The U.S. Federal Trade Commission (the “FTC”) is the federal agency charged with enforcing consumer protection laws that prevent fraud, deception and unfair business practices, including Children’s Online Privacy Protection Rule (“COPPA”). The FTC just announced settlements with online service provider Yelp, Inc. and mobile application developer TinyCo, Inc. over collecting information from pre-teens, allegedly in violation of COPPA.
COPPA imposes requirements on operators of websites or online services that are directed to children under 13 years of age, or that have actual knowledge that they are collecting personal information online from a child under 13 years of age. Many companies employ age-screening mechanisms to ensure that such children do not use their websites or online services, thus allowing the companies to avoid the strict requirements of COPPA.

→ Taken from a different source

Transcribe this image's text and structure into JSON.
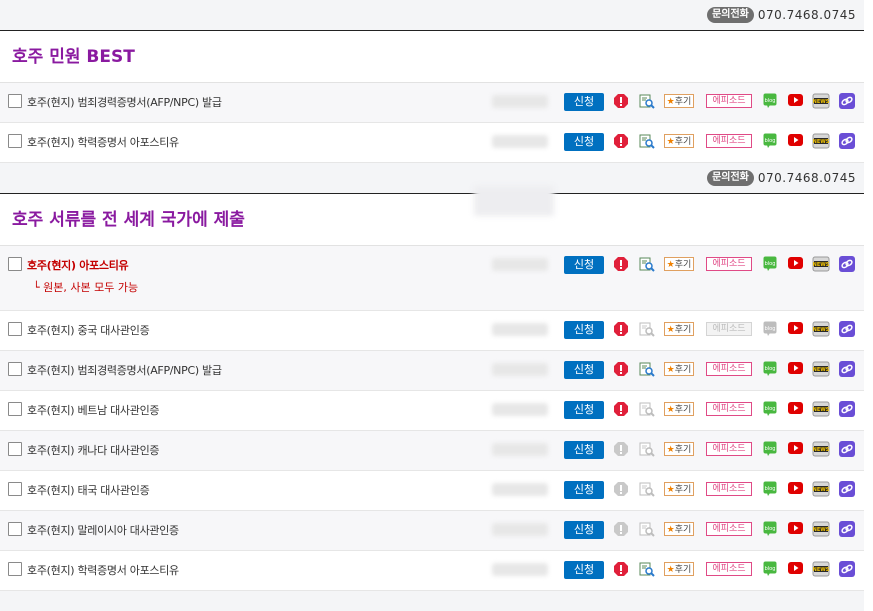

The Yelp application did have such an age-screening mechanism to screen out potential users under 13 years of age– but it did not work. Although registrants were asked for their dates of birth, the Yelp application allowed them to sign up regardless of what date they entered, allowing in children under 13. Thus, the FTC complaint against Yelp alleged that personal information was collected from children without first notifying parents and obtaining their consent, as required by COPPA.

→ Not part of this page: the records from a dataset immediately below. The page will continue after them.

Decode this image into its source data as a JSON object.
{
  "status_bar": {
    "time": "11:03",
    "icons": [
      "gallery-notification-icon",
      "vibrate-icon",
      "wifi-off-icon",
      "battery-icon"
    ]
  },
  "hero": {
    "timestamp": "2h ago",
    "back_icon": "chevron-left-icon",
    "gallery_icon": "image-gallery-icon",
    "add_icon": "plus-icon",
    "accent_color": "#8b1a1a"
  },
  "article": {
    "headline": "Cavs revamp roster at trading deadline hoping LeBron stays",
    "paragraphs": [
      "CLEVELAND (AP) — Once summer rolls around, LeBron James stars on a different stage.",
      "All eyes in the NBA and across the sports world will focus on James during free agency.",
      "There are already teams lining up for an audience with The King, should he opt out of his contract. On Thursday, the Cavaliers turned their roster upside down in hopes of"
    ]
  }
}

The FTC’s complaint did not allege that the TinyCo application had an improper age-screening mechanism, but that TinyCo failed to comply with its COPPA obligations with respect to its applications that the FTC determined to be directed to children under 13.

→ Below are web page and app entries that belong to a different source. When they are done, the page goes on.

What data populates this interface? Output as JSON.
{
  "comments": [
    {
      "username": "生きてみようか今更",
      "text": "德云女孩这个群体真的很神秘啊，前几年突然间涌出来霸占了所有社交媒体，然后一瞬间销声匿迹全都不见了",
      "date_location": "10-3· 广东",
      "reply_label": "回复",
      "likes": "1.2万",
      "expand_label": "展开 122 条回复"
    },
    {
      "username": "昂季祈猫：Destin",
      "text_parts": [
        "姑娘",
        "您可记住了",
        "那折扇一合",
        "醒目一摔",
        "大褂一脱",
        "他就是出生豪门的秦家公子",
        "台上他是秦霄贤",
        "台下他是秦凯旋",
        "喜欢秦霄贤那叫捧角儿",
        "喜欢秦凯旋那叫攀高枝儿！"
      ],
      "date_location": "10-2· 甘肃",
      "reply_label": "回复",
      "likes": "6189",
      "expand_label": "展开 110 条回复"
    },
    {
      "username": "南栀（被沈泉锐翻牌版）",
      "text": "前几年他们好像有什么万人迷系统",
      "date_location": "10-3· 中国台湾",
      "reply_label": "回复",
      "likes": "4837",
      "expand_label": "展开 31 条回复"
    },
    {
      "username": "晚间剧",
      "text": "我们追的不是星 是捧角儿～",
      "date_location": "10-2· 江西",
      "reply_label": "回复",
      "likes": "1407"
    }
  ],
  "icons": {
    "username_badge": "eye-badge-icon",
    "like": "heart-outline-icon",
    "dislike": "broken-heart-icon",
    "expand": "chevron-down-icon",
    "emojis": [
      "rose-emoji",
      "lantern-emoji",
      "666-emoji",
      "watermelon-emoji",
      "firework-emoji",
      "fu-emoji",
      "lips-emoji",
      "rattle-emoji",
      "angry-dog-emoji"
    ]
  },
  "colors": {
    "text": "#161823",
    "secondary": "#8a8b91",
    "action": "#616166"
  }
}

The companies agreed to settle charges that they collected children’s information in violation of COPPA, which settlement included the payment of steep civil penalties, deletion of the relevant personal information, and a requirement to adopt and submit a COPPA compliance report to the FTC.
These cases should be a wake-up call for all mobile application developers and operators of websites or online services to make sure that their age-screening and other mechanisms function accurately, and that they are otherwise in compliance with COPPA requirements, if appropriate.
The FTC’s press release is available here.